  • Steve Mnuchin, President Trump's pick to be Treasury Secretary, is registered to vote in both New York and California. President Trump has said that people on rolls in multiple states prove his claim that there is rampant voter fraud in the United States.
  • Steve Bannon, President Trump's chief strategist and senior counselor, is registered to vote in both New York and Florida. President Trump has said that people on rolls in multiple states prove his claim that there is rampant voter fraud in the United States.
  • President Trump bragged that he received a standing ovation and multiple applause breaks during his speech at CIA headquarters, but the agency has reported that the first three rows in the audience were filled with paid staffers and other Trump loyalists who were responsible for the overwhelming amount of clapping.
  • Donald Trump is considering giving his son-in-law, Jared Kushner, a job in the White House, which would almost surely violate a 1967 law that prohibits Presidents from hiring any family member, even those related by marriage, to a position in the Administration. Constitutional scholars have also voiced concern that Trump would still be violating the law even if Kushner were an unpaid adviser to the President. Update: Trump named Kushner as an "unpaid" senior White House Adviser who will oversee numerous projects including Middle-East peace, China, Canadian, and Mexican affairs. He is also tasked with reorganizing the Federal Government.

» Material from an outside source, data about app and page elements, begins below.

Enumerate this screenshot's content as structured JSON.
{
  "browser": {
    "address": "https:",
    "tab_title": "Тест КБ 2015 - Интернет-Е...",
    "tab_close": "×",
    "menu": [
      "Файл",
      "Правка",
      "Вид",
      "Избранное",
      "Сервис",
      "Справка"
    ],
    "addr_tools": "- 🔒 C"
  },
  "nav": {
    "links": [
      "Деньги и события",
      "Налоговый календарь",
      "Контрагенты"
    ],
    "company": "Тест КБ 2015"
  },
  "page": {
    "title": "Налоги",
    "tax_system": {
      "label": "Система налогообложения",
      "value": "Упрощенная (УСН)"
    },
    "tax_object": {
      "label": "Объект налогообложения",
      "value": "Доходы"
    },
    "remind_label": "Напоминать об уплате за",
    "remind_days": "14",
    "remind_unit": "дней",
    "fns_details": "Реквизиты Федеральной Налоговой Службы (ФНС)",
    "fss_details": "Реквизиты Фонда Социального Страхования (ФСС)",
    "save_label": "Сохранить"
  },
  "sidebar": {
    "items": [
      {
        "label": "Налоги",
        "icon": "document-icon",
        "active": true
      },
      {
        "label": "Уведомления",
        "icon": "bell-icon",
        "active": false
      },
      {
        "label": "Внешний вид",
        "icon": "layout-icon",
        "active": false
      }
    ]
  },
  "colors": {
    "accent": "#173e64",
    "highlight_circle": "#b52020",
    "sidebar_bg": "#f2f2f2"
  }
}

  • Betsy DeVos, Donald Trump's pick to lead the Department of Education, failed to disclose a $125,000 political donation to an anti-union political action committee on financial disclosure forms she submitted to the Senate. DeVos made the donation to a Michigan Super PAC that was against a ballot initiative that would have enshrined workers collective-bargaining rights into the state constitution.
  • Donald Trump's campaign is accused of having back channel communications with the Russian government during the Presidential election. Russia apparently gave Trump stolen documents they had that had the potential to damage Secretary Clinton.
  • Donald Trump is handing the keys to his business empire to his two sons, which the Office of Government Ethics publicly called 'wholly inadequate.' Having his two sons - Donald, Jr. and Eric - run his business empire while he's President has the potential of creating countless conflict of interests because Trump will be enforcing rules and regulations that can directly impact his business empire.
  • Rex Tillerson, Donald Trump's pick for Secretary of State, apparently lied under oath during his confirmation hearing when he was asked if he or Exxon Mobile had ever directly lobbied against sanctions imposed on Russia. Tillerson responded that he has "never lobbied against sanctions [on Russia]," and that "[t]o my knowledge, Exxon never directly lobbied against sanctions.” Committee chairman Sen. Bob Corker interrupted Tillerson and reminded him that "you called me at the time [Russia sanctions were being debated]."